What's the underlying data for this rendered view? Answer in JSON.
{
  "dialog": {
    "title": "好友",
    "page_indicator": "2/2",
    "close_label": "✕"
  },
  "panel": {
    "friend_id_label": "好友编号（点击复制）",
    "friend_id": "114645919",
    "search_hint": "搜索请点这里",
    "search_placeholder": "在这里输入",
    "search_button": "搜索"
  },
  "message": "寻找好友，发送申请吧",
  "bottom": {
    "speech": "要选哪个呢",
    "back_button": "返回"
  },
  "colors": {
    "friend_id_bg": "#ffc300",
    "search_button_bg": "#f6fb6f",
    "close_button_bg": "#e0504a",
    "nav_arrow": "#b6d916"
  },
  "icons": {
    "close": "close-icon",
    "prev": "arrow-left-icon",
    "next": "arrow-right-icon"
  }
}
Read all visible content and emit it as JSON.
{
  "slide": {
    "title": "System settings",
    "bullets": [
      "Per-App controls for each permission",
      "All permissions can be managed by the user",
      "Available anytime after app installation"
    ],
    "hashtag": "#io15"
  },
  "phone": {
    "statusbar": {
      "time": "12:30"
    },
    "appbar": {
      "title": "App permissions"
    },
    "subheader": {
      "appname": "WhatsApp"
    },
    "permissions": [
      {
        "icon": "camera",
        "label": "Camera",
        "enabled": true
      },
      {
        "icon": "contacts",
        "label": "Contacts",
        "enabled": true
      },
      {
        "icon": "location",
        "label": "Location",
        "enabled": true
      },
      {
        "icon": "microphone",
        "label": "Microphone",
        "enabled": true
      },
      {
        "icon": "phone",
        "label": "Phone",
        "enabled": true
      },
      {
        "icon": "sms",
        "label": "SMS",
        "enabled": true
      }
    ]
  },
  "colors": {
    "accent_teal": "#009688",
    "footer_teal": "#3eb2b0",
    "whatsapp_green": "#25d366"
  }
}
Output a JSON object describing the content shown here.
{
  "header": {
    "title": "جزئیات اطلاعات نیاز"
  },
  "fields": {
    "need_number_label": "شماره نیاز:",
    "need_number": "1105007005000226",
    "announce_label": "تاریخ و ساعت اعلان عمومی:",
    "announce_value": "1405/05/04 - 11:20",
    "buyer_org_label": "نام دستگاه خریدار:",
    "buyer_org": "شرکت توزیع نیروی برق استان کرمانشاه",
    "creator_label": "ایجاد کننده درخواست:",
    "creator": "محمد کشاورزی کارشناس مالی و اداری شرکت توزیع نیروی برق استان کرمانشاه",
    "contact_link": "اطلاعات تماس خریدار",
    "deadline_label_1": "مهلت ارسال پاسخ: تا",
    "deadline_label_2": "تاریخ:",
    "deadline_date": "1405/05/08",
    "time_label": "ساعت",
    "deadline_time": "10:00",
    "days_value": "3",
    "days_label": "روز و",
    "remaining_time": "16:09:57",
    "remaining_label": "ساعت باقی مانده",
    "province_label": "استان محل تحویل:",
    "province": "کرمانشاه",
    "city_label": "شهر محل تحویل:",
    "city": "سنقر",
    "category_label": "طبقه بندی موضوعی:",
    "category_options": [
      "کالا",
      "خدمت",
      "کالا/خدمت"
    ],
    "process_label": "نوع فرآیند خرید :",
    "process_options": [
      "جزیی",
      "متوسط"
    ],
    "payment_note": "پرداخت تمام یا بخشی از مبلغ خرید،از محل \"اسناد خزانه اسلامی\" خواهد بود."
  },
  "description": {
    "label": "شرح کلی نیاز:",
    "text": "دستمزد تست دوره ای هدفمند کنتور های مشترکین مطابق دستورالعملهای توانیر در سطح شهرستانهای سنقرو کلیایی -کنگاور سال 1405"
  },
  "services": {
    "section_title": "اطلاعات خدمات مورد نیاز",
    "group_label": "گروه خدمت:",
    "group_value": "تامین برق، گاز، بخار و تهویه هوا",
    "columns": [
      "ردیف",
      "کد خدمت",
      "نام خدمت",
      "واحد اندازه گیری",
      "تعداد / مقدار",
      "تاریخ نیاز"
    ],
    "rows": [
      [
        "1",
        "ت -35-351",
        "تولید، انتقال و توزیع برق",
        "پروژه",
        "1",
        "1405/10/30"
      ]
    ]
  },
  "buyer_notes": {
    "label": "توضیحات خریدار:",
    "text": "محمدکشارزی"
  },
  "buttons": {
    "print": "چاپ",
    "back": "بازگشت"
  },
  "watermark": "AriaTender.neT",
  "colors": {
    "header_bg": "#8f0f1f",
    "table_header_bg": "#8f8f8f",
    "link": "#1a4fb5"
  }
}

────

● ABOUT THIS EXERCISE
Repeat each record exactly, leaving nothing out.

● REPLY TO THE TASK
What's the underlying data for this rendered view? Answer in JSON.
{
  "dialog": {
    "title": "好友",
    "page_indicator": "2/2",
    "close_label": "✕"
  },
  "panel": {
    "friend_id_label": "好友编号（点击复制）",
    "friend_id": "114645919",
    "search_hint": "搜索请点这里",
    "search_placeholder": "在这里输入",
    "search_button": "搜索"
  },
  "message": "寻找好友，发送申请吧",
  "bottom": {
    "speech": "要选哪个呢",
    "back_button": "返回"
  },
  "colors": {
    "friend_id_bg": "#ffc300",
    "search_button_bg": "#f6fb6f",
    "close_button_bg": "#e0504a",
    "nav_arrow": "#b6d916"
  },
  "icons": {
    "close": "close-icon",
    "prev": "arrow-left-icon",
    "next": "arrow-right-icon"
  }
}
Read all visible content and emit it as JSON.
{
  "slide": {
    "title": "System settings",
    "bullets": [
      "Per-App controls for each permission",
      "All permissions can be managed by the user",
      "Available anytime after app installation"
    ],
    "hashtag": "#io15"
  },
  "phone": {
    "statusbar": {
      "time": "12:30"
    },
    "appbar": {
      "title": "App permissions"
    },
    "subheader": {
      "appname": "WhatsApp"
    },
    "permissions": [
      {
        "icon": "camera",
        "label": "Camera",
        "enabled": true
      },
      {
        "icon": "contacts",
        "label": "Contacts",
        "enabled": true
      },
      {
        "icon": "location",
        "label": "Location",
        "enabled": true
      },
      {
        "icon": "microphone",
        "label": "Microphone",
        "enabled": true
      },
      {
        "icon": "phone",
        "label": "Phone",
        "enabled": true
      },
      {
        "icon": "sms",
        "label": "SMS",
        "enabled": true
      }
    ]
  },
  "colors": {
    "accent_teal": "#009688",
    "footer_teal": "#3eb2b0",
    "whatsapp_green": "#25d366"
  }
}
Output a JSON object describing the content shown here.
{
  "header": {
    "title": "جزئیات اطلاعات نیاز"
  },
  "fields": {
    "need_number_label": "شماره نیاز:",
    "need_number": "1105007005000226",
    "announce_label": "تاریخ و ساعت اعلان عمومی:",
    "announce_value": "1405/05/04 - 11:20",
    "buyer_org_label": "نام دستگاه خریدار:",
    "buyer_org": "شرکت توزیع نیروی برق استان کرمانشاه",
    "creator_label": "ایجاد کننده درخواست:",
    "creator": "محمد کشاورزی کارشناس مالی و اداری شرکت توزیع نیروی برق استان کرمانشاه",
    "contact_link": "اطلاعات تماس خریدار",
    "deadline_label_1": "مهلت ارسال پاسخ: تا",
    "deadline_label_2": "تاریخ:",
    "deadline_date": "1405/05/08",
    "time_label": "ساعت",
    "deadline_time": "10:00",
    "days_value": "3",
    "days_label": "روز و",
    "remaining_time": "16:09:57",
    "remaining_label": "ساعت باقی مانده",
    "province_label": "استان محل تحویل:",
    "province": "کرمانشاه",
    "city_label": "شهر محل تحویل:",
    "city": "سنقر",
    "category_label": "طبقه بندی موضوعی:",
    "category_options": [
      "کالا",
      "خدمت",
      "کالا/خدمت"
    ],
    "process_label": "نوع فرآیند خرید :",
    "process_options": [
      "جزیی",
      "متوسط"
    ],
    "payment_note": "پرداخت تمام یا بخشی از مبلغ خرید،از محل \"اسناد خزانه اسلامی\" خواهد بود."
  },
  "description": {
    "label": "شرح کلی نیاز:",
    "text": "دستمزد تست دوره ای هدفمند کنتور های مشترکین مطابق دستورالعملهای توانیر در سطح شهرستانهای سنقرو کلیایی -کنگاور سال 1405"
  },
  "services": {
    "section_title": "اطلاعات خدمات مورد نیاز",
    "group_label": "گروه خدمت:",
    "group_value": "تامین برق، گاز، بخار و تهویه هوا",
    "columns": [
      "ردیف",
      "کد خدمت",
      "نام خدمت",
      "واحد اندازه گیری",
      "تعداد / مقدار",
      "تاریخ نیاز"
    ],
    "rows": [
      [
        "1",
        "ت -35-351",
        "تولید، انتقال و توزیع برق",
        "پروژه",
        "1",
        "1405/10/30"
      ]
    ]
  },
  "buyer_notes": {
    "label": "توضیحات خریدار:",
    "text": "محمدکشارزی"
  },
  "buttons": {
    "print": "چاپ",
    "back": "بازگشت"
  },
  "watermark": "AriaTender.neT",
  "colors": {
    "header_bg": "#8f0f1f",
    "table_header_bg": "#8f8f8f",
    "link": "#1a4fb5"
  }
}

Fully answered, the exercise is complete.